The bamboo plant prefers warm tropical climates where this enough moisture. Or also warm temperate climates. There are around 1,500 different species of bamboo.
How bamboo sheets are made
When it comes to bedding, bamboo sheets can be manufactured in 3 different ways:
- The most environmentally friendly option is the mechanical one. This requires quite a lot more manual labor. The plant is crushed, made into a mushy mass, the fibers are combed out of the mass, and spun into yarn. Due to amount of manual work required, these sheets are often a lot more costly and they’re are not very widely available.
- Bamboo viscose, or bamboo rayon is the most widespread and available type of bamboo sheets. The bamboo plant is broken up, dissolved in a viscose solution, pressed into fibers, cooled down, and spun into threads. This process involves toxic chemicals, so overall it’s not the greenest way to go. But the end result is a wonderfully smooth sheet.
- Bamboo Lyocell is similar to the viscose process. The difference is that the chemicals are non-toxic ones and the solution is also recycled. So all in all it’s a more sustainable manufacturing process.
The qualities of bamboo sheets largely depend on the production method. But overall, they are known for their coolness, softness and moisture wicking abilities. This makes them absolutely perfect for those who tend to sleep hot and sweaty. As they are thermo-regulative, they are also a very good choice if you tend to sleep cold. Bamboo sheets are hypoallergenic, so they’re a great fit if you have sensitive skin or skin conditions like eczema.
Is 600 thread count sheet good?
600 thread count sheets can be very good, if you’re considering cotton. But it’s not only the thread count that matters. You also have to know what is the length of the cotton fibers. Before you buy something, check if the product is made with long or extra long staple cotton, instead of low or medium length cotton. Long and extra long staple cotton is simply much more durable and soft. If the fiber length is not included, you can be pretty sure it’s either low or medium staple cotton.
Which is softer 600 or 800 thread count?
The softness depends partly on the thread count, but not only. If you’re purely looking at thread count, then 800 is softer than 600. But what matters perhaps even more, is the length of the fiber.
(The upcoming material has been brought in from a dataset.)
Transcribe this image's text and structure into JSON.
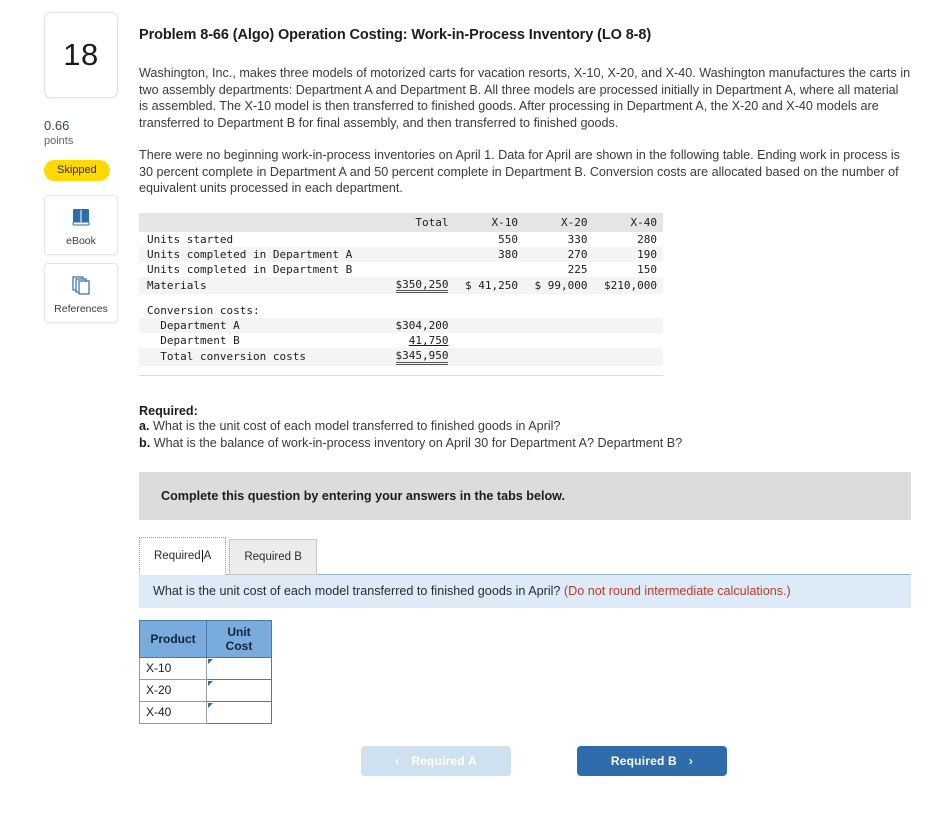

Short and medium length fibers produce more rough products. While long and extra long staple fibers give you much softer end products.
How do you wash 600 thread count sheets?
There’s one golden rule for washing any sheets. Follow the manufacturer’s instructions. That’s it! If you don’t have these for some reason, here are the general instructions for washing cotton sheets, regardless of the thread count:
- Gentle cycles are better for cotton. They won’t damage the sheets as much as heavy duty cycles.
- For regular washes, use cooler temperatures for cotton. If the temperature is hot, it damages the cotton fibers more and the sheet will also shrink. The only time we suggest washing cotton sheets at hot temperatures is when it’s more important to get rid of bacteria. So do it when you’re sick or it’s the flu season. Otherwise, stick to colder temperatures.
- If possible, hang your cotton sheets to dry. That’s always the best option. Otherwise, tumble dry on low heat. High heat will again damage the cotton fibers more and can cause unwanted shrinkage.
Is 600 thread count heavy?
600 thread count cotton sheets are indeed on the heavier side. Generally, the higher the thread count, the heavier the sheet.
Is 600 thread count cool?
600 thread count sheets are usually medium cool. If you’re looking for cool sheets, we actually recommend going for a smaller thread count. Thread count refers to the number of horizontal and vertical threads in one square inch of fabric. The higher the thread count, the more threads you will have. As a result, the less room there is for air to circulate between the fibers. For a cooler cheet, we suggest a cotton sheet with around 300 thread count.